I remember the uncertain winter of my entrance into perimenopause so well. It began in my late 40s, with hot flashes
that came on like heat waves every half hour. In the dead of winter, I found myself flinging open windows to let in
the freezing air; I soon found out that having hot flashes in winter was nothing like having them in summer, when the added heat and humidity made them
feel more like mini-meltdowns. Perimenopause is a hormonally challenged transition during which the ovaries gradually begin to make less estrogen; it lasts up until menopause, when the ovaries stop releasing eggs altogether. For some, perimenopause spans just a few months, but for others, it can last as long as 10 years. Regardless of its length of time, no one likes being plagued by hot flashes, night sweats, or other common symptoms such as foggy thinking, fatigue, and mood swings.

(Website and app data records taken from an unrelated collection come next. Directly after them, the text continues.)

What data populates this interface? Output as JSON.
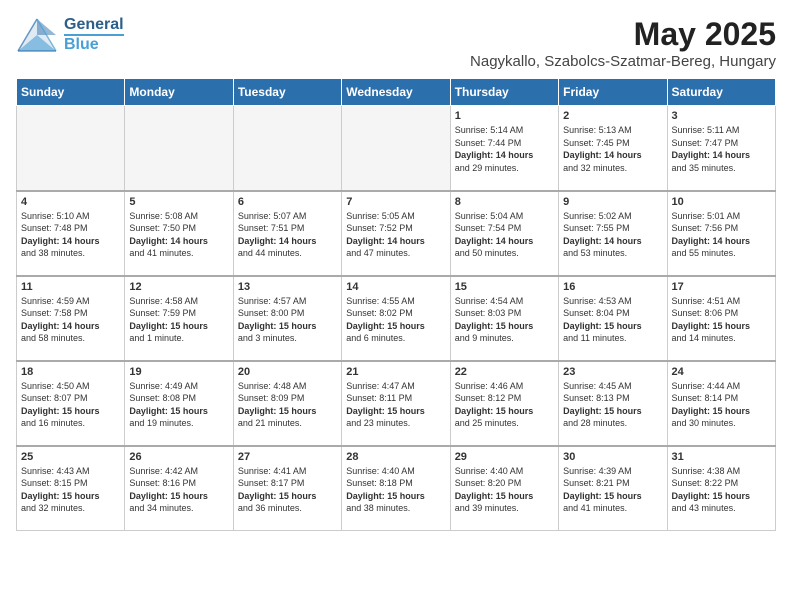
{
  "logo": {
    "line1": "General",
    "line2": "Blue"
  },
  "title": "May 2025",
  "location": "Nagykallo, Szabolcs-Szatmar-Bereg, Hungary",
  "headers": [
    "Sunday",
    "Monday",
    "Tuesday",
    "Wednesday",
    "Thursday",
    "Friday",
    "Saturday"
  ],
  "weeks": [
    [
      {
        "day": "",
        "info": ""
      },
      {
        "day": "",
        "info": ""
      },
      {
        "day": "",
        "info": ""
      },
      {
        "day": "",
        "info": ""
      },
      {
        "day": "1",
        "info": "Sunrise: 5:14 AM\nSunset: 7:44 PM\nDaylight: 14 hours\nand 29 minutes."
      },
      {
        "day": "2",
        "info": "Sunrise: 5:13 AM\nSunset: 7:45 PM\nDaylight: 14 hours\nand 32 minutes."
      },
      {
        "day": "3",
        "info": "Sunrise: 5:11 AM\nSunset: 7:47 PM\nDaylight: 14 hours\nand 35 minutes."
      }
    ],
    [
      {
        "day": "4",
        "info": "Sunrise: 5:10 AM\nSunset: 7:48 PM\nDaylight: 14 hours\nand 38 minutes."
      },
      {
        "day": "5",
        "info": "Sunrise: 5:08 AM\nSunset: 7:50 PM\nDaylight: 14 hours\nand 41 minutes."
      },
      {
        "day": "6",
        "info": "Sunrise: 5:07 AM\nSunset: 7:51 PM\nDaylight: 14 hours\nand 44 minutes."
      },
      {
        "day": "7",
        "info": "Sunrise: 5:05 AM\nSunset: 7:52 PM\nDaylight: 14 hours\nand 47 minutes."
      },
      {
        "day": "8",
        "info": "Sunrise: 5:04 AM\nSunset: 7:54 PM\nDaylight: 14 hours\nand 50 minutes."
      },
      {
        "day": "9",
        "info": "Sunrise: 5:02 AM\nSunset: 7:55 PM\nDaylight: 14 hours\nand 53 minutes."
      },
      {
        "day": "10",
        "info": "Sunrise: 5:01 AM\nSunset: 7:56 PM\nDaylight: 14 hours\nand 55 minutes."
      }
    ],
    [
      {
        "day": "11",
        "info": "Sunrise: 4:59 AM\nSunset: 7:58 PM\nDaylight: 14 hours\nand 58 minutes."
      },
      {
        "day": "12",
        "info": "Sunrise: 4:58 AM\nSunset: 7:59 PM\nDaylight: 15 hours\nand 1 minute."
      },
      {
        "day": "13",
        "info": "Sunrise: 4:57 AM\nSunset: 8:00 PM\nDaylight: 15 hours\nand 3 minutes."
      },
      {
        "day": "14",
        "info": "Sunrise: 4:55 AM\nSunset: 8:02 PM\nDaylight: 15 hours\nand 6 minutes."
      },
      {
        "day": "15",
        "info": "Sunrise: 4:54 AM\nSunset: 8:03 PM\nDaylight: 15 hours\nand 9 minutes."
      },
      {
        "day": "16",
        "info": "Sunrise: 4:53 AM\nSunset: 8:04 PM\nDaylight: 15 hours\nand 11 minutes."
      },
      {
        "day": "17",
        "info": "Sunrise: 4:51 AM\nSunset: 8:06 PM\nDaylight: 15 hours\nand 14 minutes."
      }
    ],
    [
      {
        "day": "18",
        "info": "Sunrise: 4:50 AM\nSunset: 8:07 PM\nDaylight: 15 hours\nand 16 minutes."
      },
      {
        "day": "19",
        "info": "Sunrise: 4:49 AM\nSunset: 8:08 PM\nDaylight: 15 hours\nand 19 minutes."
      },
      {
        "day": "20",
        "info": "Sunrise: 4:48 AM\nSunset: 8:09 PM\nDaylight: 15 hours\nand 21 minutes."
      },
      {
        "day": "21",
        "info": "Sunrise: 4:47 AM\nSunset: 8:11 PM\nDaylight: 15 hours\nand 23 minutes."
      },
      {
        "day": "22",
        "info": "Sunrise: 4:46 AM\nSunset: 8:12 PM\nDaylight: 15 hours\nand 25 minutes."
      },
      {
        "day": "23",
        "info": "Sunrise: 4:45 AM\nSunset: 8:13 PM\nDaylight: 15 hours\nand 28 minutes."
      },
      {
        "day": "24",
        "info": "Sunrise: 4:44 AM\nSunset: 8:14 PM\nDaylight: 15 hours\nand 30 minutes."
      }
    ],
    [
      {
        "day": "25",
        "info": "Sunrise: 4:43 AM\nSunset: 8:15 PM\nDaylight: 15 hours\nand 32 minutes."
      },
      {
        "day": "26",
        "info": "Sunrise: 4:42 AM\nSunset: 8:16 PM\nDaylight: 15 hours\nand 34 minutes."
      },
      {
        "day": "27",
        "info": "Sunrise: 4:41 AM\nSunset: 8:17 PM\nDaylight: 15 hours\nand 36 minutes."
      },
      {
        "day": "28",
        "info": "Sunrise: 4:40 AM\nSunset: 8:18 PM\nDaylight: 15 hours\nand 38 minutes."
      },
      {
        "day": "29",
        "info": "Sunrise: 4:40 AM\nSunset: 8:20 PM\nDaylight: 15 hours\nand 39 minutes."
      },
      {
        "day": "30",
        "info": "Sunrise: 4:39 AM\nSunset: 8:21 PM\nDaylight: 15 hours\nand 41 minutes."
      },
      {
        "day": "31",
        "info": "Sunrise: 4:38 AM\nSunset: 8:22 PM\nDaylight: 15 hours\nand 43 minutes."
      }
    ]
  ]
}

During this transition, it’s important to realize that the extent to which we suffer from persistent symptoms has much do with the extent to which our hormones are out of balance.

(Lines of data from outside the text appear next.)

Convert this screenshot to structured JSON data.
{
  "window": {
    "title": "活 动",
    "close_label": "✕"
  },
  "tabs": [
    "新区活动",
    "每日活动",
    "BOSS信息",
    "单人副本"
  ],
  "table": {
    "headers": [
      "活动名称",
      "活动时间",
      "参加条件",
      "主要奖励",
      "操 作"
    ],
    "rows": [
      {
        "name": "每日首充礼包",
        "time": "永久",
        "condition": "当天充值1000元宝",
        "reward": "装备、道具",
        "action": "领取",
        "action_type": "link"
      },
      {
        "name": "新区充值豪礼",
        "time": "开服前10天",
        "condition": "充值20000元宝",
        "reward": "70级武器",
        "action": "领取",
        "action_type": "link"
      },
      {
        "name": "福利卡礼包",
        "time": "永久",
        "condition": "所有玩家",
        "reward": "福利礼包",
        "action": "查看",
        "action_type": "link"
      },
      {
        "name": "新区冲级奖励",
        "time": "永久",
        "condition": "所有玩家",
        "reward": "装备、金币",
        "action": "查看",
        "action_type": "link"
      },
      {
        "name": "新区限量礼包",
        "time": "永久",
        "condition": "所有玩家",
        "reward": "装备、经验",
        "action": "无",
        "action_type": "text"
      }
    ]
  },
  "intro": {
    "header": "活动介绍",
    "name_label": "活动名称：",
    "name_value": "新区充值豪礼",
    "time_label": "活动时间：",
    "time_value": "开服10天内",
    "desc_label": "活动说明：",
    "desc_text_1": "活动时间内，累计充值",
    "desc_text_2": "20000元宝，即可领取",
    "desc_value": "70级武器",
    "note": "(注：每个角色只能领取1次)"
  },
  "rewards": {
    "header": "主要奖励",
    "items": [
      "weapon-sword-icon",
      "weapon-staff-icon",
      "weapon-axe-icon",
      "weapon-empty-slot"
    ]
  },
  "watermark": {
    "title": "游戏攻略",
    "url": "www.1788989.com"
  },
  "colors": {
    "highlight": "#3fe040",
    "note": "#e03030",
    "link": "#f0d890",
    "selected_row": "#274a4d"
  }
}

To help you picture that in your mind, imagine several synchronized swimmers all pointing their toes in perfect petal formation at the exact moment. Suddenly, one swims off in a different direction (let’s call her progesterone), another dives to the bottom of the pool (call her testosterone), and a few more splash up and down (diurnal cortisols) while the last of the swimmers (call her estrogen) starts making waves that disrupt the whole routine.